This is a great site for explanation and practice of divisibility rules.
This site allows you to switch from parts of wholes to parts of sets to demo models.
This interactive site allows students to practice placing fractions on a number line. The 4th grade SLE only requires to go to 12/12, but this site has up to 20ths.
This site shows a start and end time. You have to figure out the elapsed time and check your work.
Solve elapsed time problems using digital and analog clocks.
This quiz of basic fraction recognition is a good resource for review and remediation.
The compuuter allows you to select two fractions. You will then be asked to create rows and/or columns in either a circle or square, then shade the appropriate amount to match the point on the number line. This skill is not addressed in Saxon.
Math is Fun
This is a great resource for teaching fractions on a number line and will also lay the foundation for equivalent fractions that come in 5th grade.
This interactive site has a number line with halves, but they're in decimal form. Kids will need to convert to halves.
This site allows you to adjust numerators and denominators to demonstrate parts of a whole and of a set. An excellent resource for modeling the concept. SLE not completely covered by Saxon.
This site allows you to select a number of friends and of cookies to be divided evenly to show the division of whole numbers using models. I would recommemd using this for an extension for this SLE with specific problems to be given to students.
This is a great site that gives step by step instructions for elapsed time using a clock and time line. Your SLE is only elapsed time to the five minutes, but this one goes to the minute.
This is a great visual to teach the concept of equivalent fractions.
A Maths Dictionary for Kids
This is a great site for kids to practice multiplication of 1/4 by whole numbers. It should be used after you've taught fractions as parts of a set with hands on and pictorial representations.
Identify fractional parts of a whole. Use this site to supplement the SLE not completely covered by Saxon.
Note that third grade is the first time that kids are expected to recognize fractions that are shaded in noncontiguous parts. By using the Filling Fraction Shapes option, you can model and encourage them to shade them in this way.
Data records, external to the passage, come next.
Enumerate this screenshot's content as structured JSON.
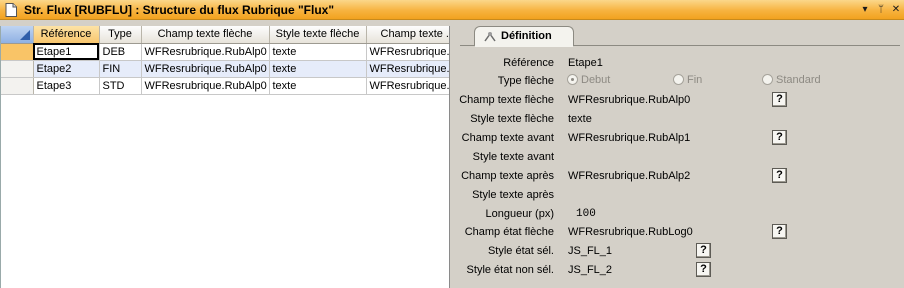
{
  "window": {
    "title": "Str. Flux  [RUBFLU] : Structure du flux Rubrique \"Flux\"",
    "buttons": [
      "▾",
      "ᛘ",
      "✕"
    ]
  },
  "grid": {
    "columns": [
      "Référence",
      "Type",
      "Champ texte flèche",
      "Style texte flèche",
      "Champ texte ..."
    ],
    "rows": [
      {
        "reference": "Etape1",
        "type": "DEB",
        "champ": "WFResrubrique.RubAlp0",
        "style": "texte",
        "champ2": "WFResrubrique.R"
      },
      {
        "reference": "Etape2",
        "type": "FIN",
        "champ": "WFResrubrique.RubAlp0",
        "style": "texte",
        "champ2": "WFResrubrique.R"
      },
      {
        "reference": "Etape3",
        "type": "STD",
        "champ": "WFResrubrique.RubAlp0",
        "style": "texte",
        "champ2": "WFResrubrique.R"
      }
    ]
  },
  "definition": {
    "tab_label": "Définition",
    "help_label": "?",
    "fields": {
      "reference": {
        "label": "Référence",
        "value": "Etape1"
      },
      "type_fleche": {
        "label": "Type flèche",
        "options": [
          "Debut",
          "Fin",
          "Standard"
        ],
        "selected": "Debut"
      },
      "champ_texte_fleche": {
        "label": "Champ texte flèche",
        "value": "WFResrubrique.RubAlp0"
      },
      "style_texte_fleche": {
        "label": "Style texte flèche",
        "value": "texte"
      },
      "champ_texte_avant": {
        "label": "Champ texte avant",
        "value": "WFResrubrique.RubAlp1"
      },
      "style_texte_avant": {
        "label": "Style texte avant",
        "value": ""
      },
      "champ_texte_apres": {
        "label": "Champ texte après",
        "value": "WFResrubrique.RubAlp2"
      },
      "style_texte_apres": {
        "label": "Style texte après",
        "value": ""
      },
      "longueur": {
        "label": "Longueur (px)",
        "value": "100"
      },
      "champ_etat_fleche": {
        "label": "Champ état flèche",
        "value": "WFResrubrique.RubLog0"
      },
      "style_etat_sel": {
        "label": "Style état sél.",
        "value": "JS_FL_1"
      },
      "style_etat_non_sel": {
        "label": "Style état non sél.",
        "value": "JS_FL_2"
      }
    }
  },
  "colors": {
    "titlebar": "#f7b340",
    "selected_header": "#f8c66d",
    "alt_row": "#e6ecfa"
  }
}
Pages can be differentiated for various abilities, and SB's camera tool allows you to use the images when creating notebooks.
These would be great cards for a whole group game that's later placed in a center. More difficult cards can be replaced with repeats of simpler fractions for differentiation. Kids should have access to models to meet this SLE.
This is a great practice site that allows students to name the fraction indicated on the number line.
This site allows you to select different representations of fractions to practice. Note that level 4, number line, isn't tested until Q2.
Comparing Fractions - Though this site takes students beyong benchmark fractions, it's good for whole group instruction with manipulatives and would be awesome for challenge.
Choose the levels with like denominators.
Great visual for equivalent fractions using parts of a whole!
This is a great site for kids to use to model equivalent fractions.
This site allows students to practice fractional representations on a number line. They will have to estimate to answer questions, but lines will appear to show exact amounts after they select the right denominator. This SLE is not completely covered in Saxon.
Choose the levels with like denominators.
Complete the repeating color patterns.
Helping With Math
This site has several printable number lines to help with teaching fractions in this format. This SLE is not addressed in Saxon.
Add fractions to make 1.
Home School Math
This has a good visual of rulers broken down into different sized increments that can be used as number lines or measurement tools. Note that there are rulers on the bottom that can be cut out and used as manipulatives.
This site reinforces estimating fractions on a number line.
This would be a great demo or manipulative for comparing fractions.
This site lacks contextual situations, but it's great practice of the different ways numbers can be arranged in a division problem and how they relate to one another. It can be set for a variety of difficulty levels, and the competition aspect of playing against another student encourages kids to look for relationships that will increase their speed.